6) Multiple lifetimes. I simply don’t believe it.*
7) There’s a point in the book where the character Don talks about how the “Is” isn’t concerned with us on Earth at all, is totally oblivious to our “games” here. I don’t believe that either— I believe God is very present in our lives and has a great interest and concern for what we do here. I have felt His hand and seen the effects of it far too many times to believe He is simply ignoring us.
8) Faith =/= imagination. Both are very important, but they are not the same. Christ Himself said that we can do anything with faith, and I believe that. I think we imagine what we want for ourselves, but it is faith that ultimately delivers it to us. Imagination is our creativity, which you already know I think is vitally important, but if I had to chose between having imagination or having faith, I would chose faith in a heartbeat. Faith is what sustains us and saves us. I can imagine a bright future for myself, of living on after death, but if I don’t have faith that it’s going to happen, it’s never going to.

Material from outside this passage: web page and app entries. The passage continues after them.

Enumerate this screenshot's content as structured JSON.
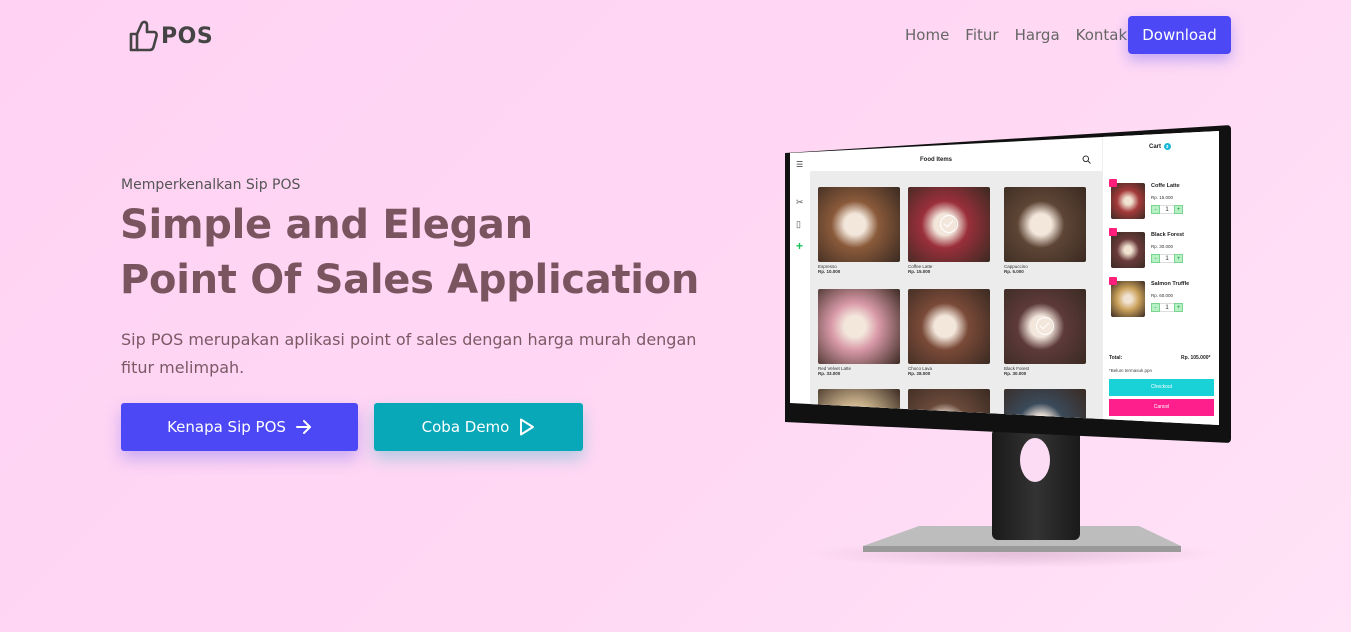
{
  "nav": {
    "brand": "POS",
    "links": [
      "Home",
      "Fitur",
      "Harga",
      "Kontak"
    ],
    "download_label": "Download"
  },
  "hero": {
    "intro": "Memperkenalkan Sip POS",
    "headline_line1": "Simple and Elegan",
    "headline_line2": "Point Of Sales Application",
    "description": "Sip POS merupakan aplikasi point of sales dengan harga murah dengan fitur melimpah.",
    "primary_cta": "Kenapa Sip POS",
    "secondary_cta": "Coba Demo"
  },
  "app_preview": {
    "title": "Food Items",
    "items": [
      {
        "name": "Espresso",
        "price": "Rp. 10.000",
        "color": "#8a5a3a",
        "selected": false
      },
      {
        "name": "Coffee Latte",
        "price": "Rp. 15.000",
        "color": "#9a2f3a",
        "selected": true
      },
      {
        "name": "Cappuccino",
        "price": "Rp. 5.000",
        "color": "#5e4535",
        "selected": false
      },
      {
        "name": "Red Velvet Latte",
        "price": "Rp. 33.000",
        "color": "#d99aa8",
        "selected": false
      },
      {
        "name": "Choco Lava",
        "price": "Rp. 28.000",
        "color": "#7a4a38",
        "selected": false
      },
      {
        "name": "Black Forest",
        "price": "Rp. 30.000",
        "color": "#5d3a3a",
        "selected": true
      },
      {
        "name": "",
        "price": "",
        "color": "#c8b08a",
        "selected": false
      },
      {
        "name": "",
        "price": "",
        "color": "#6a4a3a",
        "selected": true
      },
      {
        "name": "",
        "price": "",
        "color": "#3a4a5a",
        "selected": false
      }
    ],
    "cart": {
      "title": "Cart",
      "count": "3",
      "items": [
        {
          "name": "Coffe Latte",
          "price": "Rp. 15.000",
          "qty": "1",
          "color": "#a33a3a"
        },
        {
          "name": "Black Forest",
          "price": "Rp. 30.000",
          "qty": "1",
          "color": "#6a3b3b"
        },
        {
          "name": "Salmon Truffle",
          "price": "Rp. 60.000",
          "qty": "1",
          "color": "#c9a15a"
        }
      ],
      "total_label": "Total:",
      "total_value": "Rp. 105.000*",
      "note": "*Belum termasuk ppn",
      "checkout_label": "Checkout",
      "cancel_label": "Cancel"
    }
  }
}
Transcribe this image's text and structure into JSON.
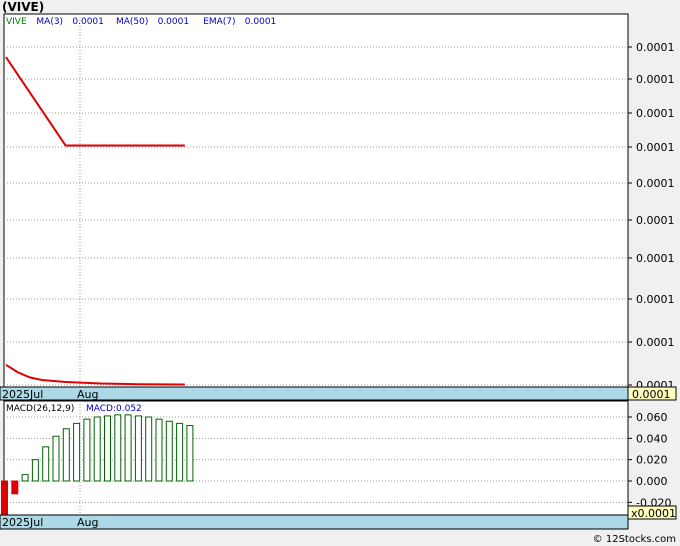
{
  "title": "(VIVE)",
  "credit": "© 12Stocks.com",
  "colors": {
    "price_line": "#e00000",
    "grid": "#999999",
    "axis_band": "#add8e6",
    "macd_bar": "#006400",
    "macd_neg": "#e00000",
    "legend_ticker": "#008000",
    "legend_ma": "#0000c0"
  },
  "chart_data": [
    {
      "type": "line",
      "panel": "price",
      "legend": [
        {
          "label": "VIVE",
          "color": "#008000"
        },
        {
          "label": "MA(3)",
          "color": "#0000c0"
        },
        {
          "label": "0.0001",
          "color": "#0000c0"
        },
        {
          "label": "MA(50)",
          "color": "#0000c0"
        },
        {
          "label": "0.0001",
          "color": "#0000c0"
        },
        {
          "label": "EMA(7)",
          "color": "#0000c0"
        },
        {
          "label": "0.0001",
          "color": "#0000c0"
        }
      ],
      "y_tick_labels": [
        "0.0001",
        "0.0001",
        "0.0001",
        "0.0001",
        "0.0001",
        "0.0001",
        "0.0001",
        "0.0001",
        "0.0001",
        "0.0001"
      ],
      "last_value_label": "0.0001",
      "x_tick_labels": [
        "2025Jul",
        "Aug"
      ],
      "series": [
        {
          "name": "VIVE",
          "x": [
            0,
            10,
            30
          ],
          "y": [
            0.00014,
            0.000105,
            0.000105
          ]
        },
        {
          "x": [
            0,
            2,
            4,
            6,
            10,
            16,
            22,
            30
          ],
          "y": [
            1.8e-05,
            1.5e-05,
            1.3e-05,
            1.2e-05,
            1.12e-05,
            1.06e-05,
            1.03e-05,
            1.02e-05
          ]
        }
      ],
      "ylim": [
        1e-05,
        0.00015
      ],
      "xlim": [
        0,
        104
      ]
    },
    {
      "type": "bar",
      "panel": "macd",
      "legend": [
        {
          "label": "MACD(26,12,9)",
          "color": "#000000"
        },
        {
          "label": "MACD:0.052",
          "color": "#0000c0"
        }
      ],
      "y_tick_labels": [
        "0.060",
        "0.040",
        "0.020",
        "0.000",
        "-0.020"
      ],
      "y_tick_values": [
        0.06,
        0.04,
        0.02,
        0.0,
        -0.02
      ],
      "last_value_label": "x0.0001",
      "x_tick_labels": [
        "2025Jul",
        "Aug"
      ],
      "values": [
        -0.034,
        -0.012,
        0.006,
        0.02,
        0.032,
        0.042,
        0.049,
        0.054,
        0.058,
        0.06,
        0.061,
        0.062,
        0.062,
        0.061,
        0.06,
        0.058,
        0.056,
        0.054,
        0.052
      ],
      "ylim": [
        -0.034,
        0.065
      ]
    }
  ]
}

So that’s my two cents feedback on the book. I think on the surface it sounds very nice, and there are plenty of things in it I agree with, but on the whole, I think a close examination of the ideas yields something I cannot accept into my beliefs about the world and the universe it hangs in. The line “everything in this book may be wrong” makes me wonder if perhaps that was the point of the book all along— to convey truth through a sort of reverse psychology.

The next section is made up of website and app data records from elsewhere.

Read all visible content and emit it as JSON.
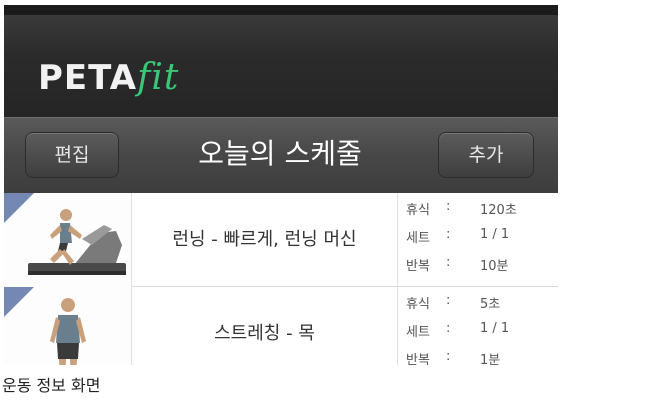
{
  "app": {
    "logo_main": "PETA",
    "logo_accent": "fit"
  },
  "titlebar": {
    "edit_label": "편집",
    "title": "오늘의 스케줄",
    "add_label": "추가"
  },
  "schedule": [
    {
      "name": "런닝 - 빠르게, 런닝 머신",
      "stats": [
        {
          "key": "휴식",
          "value": "120초"
        },
        {
          "key": "세트",
          "value": "1 / 1"
        },
        {
          "key": "반복",
          "value": "10분"
        }
      ]
    },
    {
      "name": "스트레칭 - 목",
      "stats": [
        {
          "key": "휴식",
          "value": "5초"
        },
        {
          "key": "세트",
          "value": "1 / 1"
        },
        {
          "key": "반복",
          "value": "1분"
        }
      ]
    }
  ],
  "caption": "운동 정보 화면"
}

*I’ve done a little thinking on the notion of reincarnation, and can’t accept it, at least not in the traditional sense of the word. I believe in something that’s sometimes called “genetic memory,” “racial memory,” or more simply “the collective unconscious,” with a little twist of my own, of course. Basically, while I don’t think I have lived before, I think contained in me (and in everyone) is a small part of all my ancestors. Whether that’s purely biological or not, I’m still not 100% sure, but one of the big “holes” in the strictly biological theory is that we wouldn’t be able to remember our ancestors’ experience past the point of them having children, and I disagree with that. Because, most of the time, we can still pick up on the later part of that person’s life from the passed down memories. That’s not to say there aren’t sometimes holes in the memory-chain, but I think generally it can be traced in fairly solid links. I also think we carry a certain spiritual connection to the spirits of our ancestors— not necessarily divine, as posited by some cultures (i.e. I don’t think we should be worshiping our ancestors)— a small measure of light from their soul contributes to the brightness ours.

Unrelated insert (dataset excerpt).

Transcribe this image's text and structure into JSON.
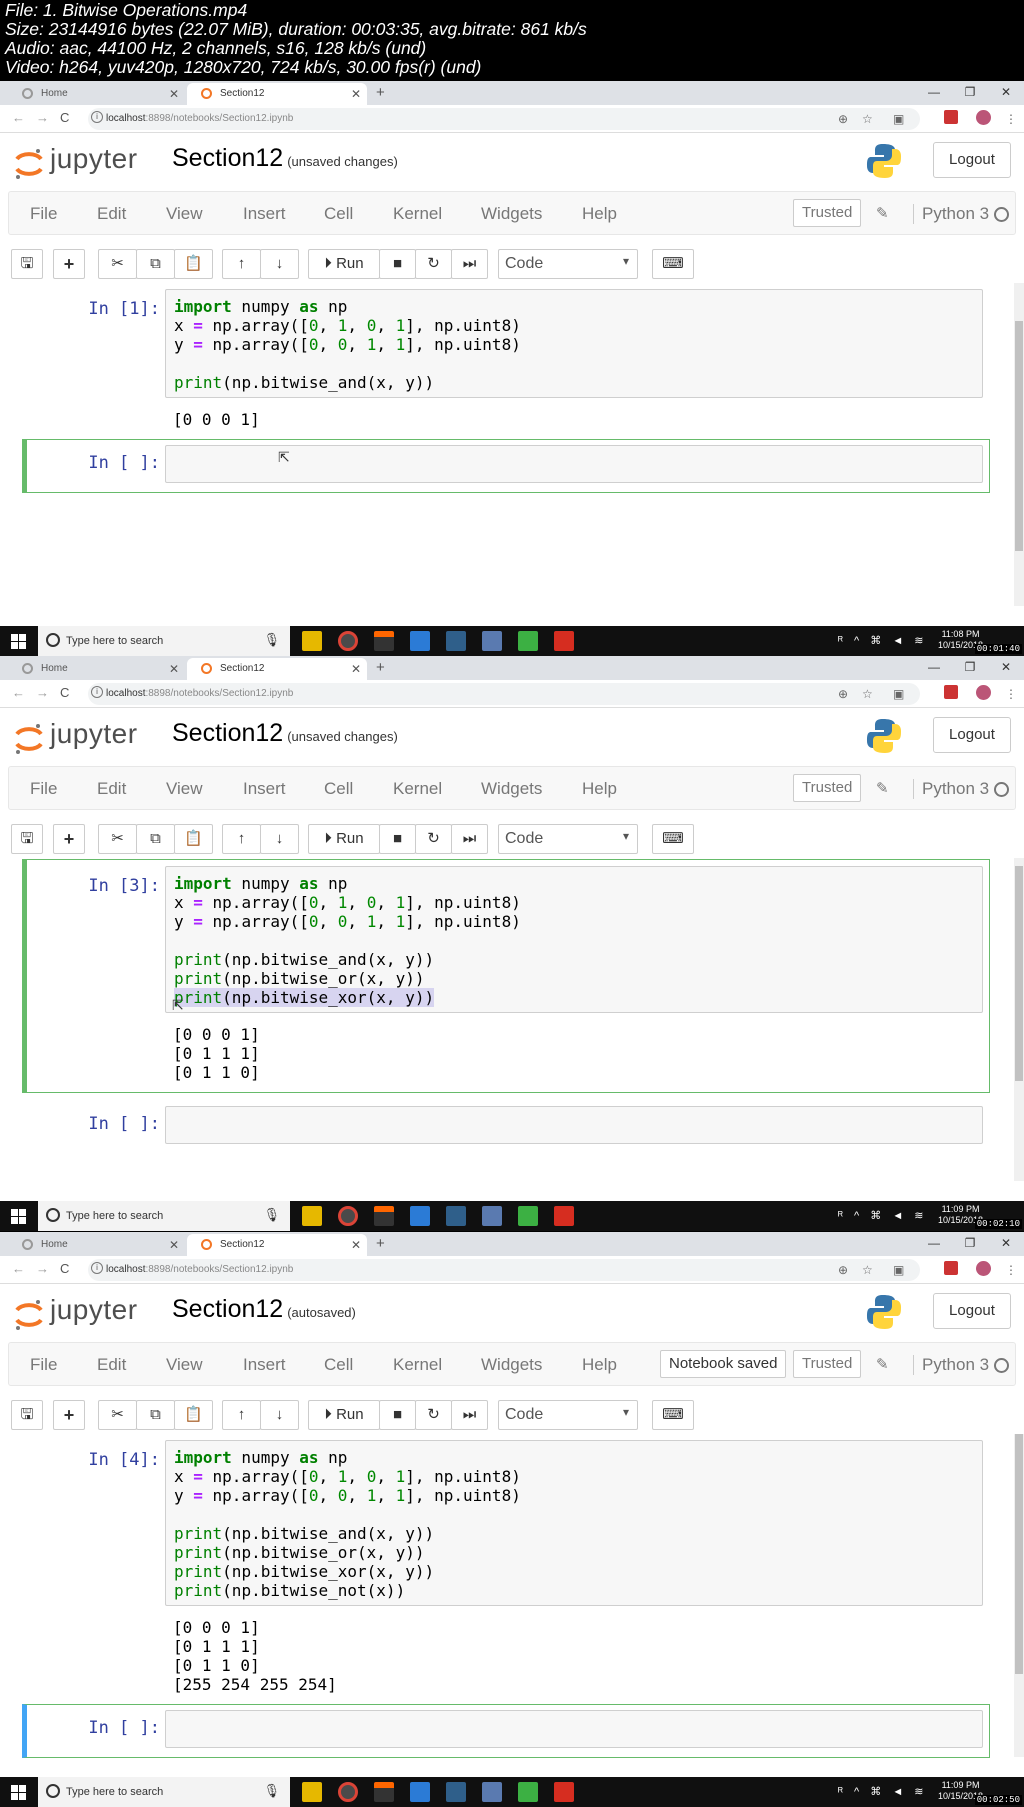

So, that’s how I can accept the notion of past lives. I don’t think I, myself as the individual ME, have ever lived or existed before now, but all of the people it took to make me have lived in every age of this world from the Creation of Man, and I do carry, somewhere deep in the unconscious or the soul, all of their experiences and the things that they learned while they were here. And those things, I think, shape our lives in ways we’re not even aware of. I also think that’s a pretty comforting thought. I have a very wide range of people in my family— queens, horse thieves, doctors, pirates, railroad barons, poor farmers, clergymen, you name it— and it’s nice to think that ultimately, there’s probably very little in the world that I couldn’t handle deep down thanks to the lives they led. Life is cumulative, I suppose, in that respect.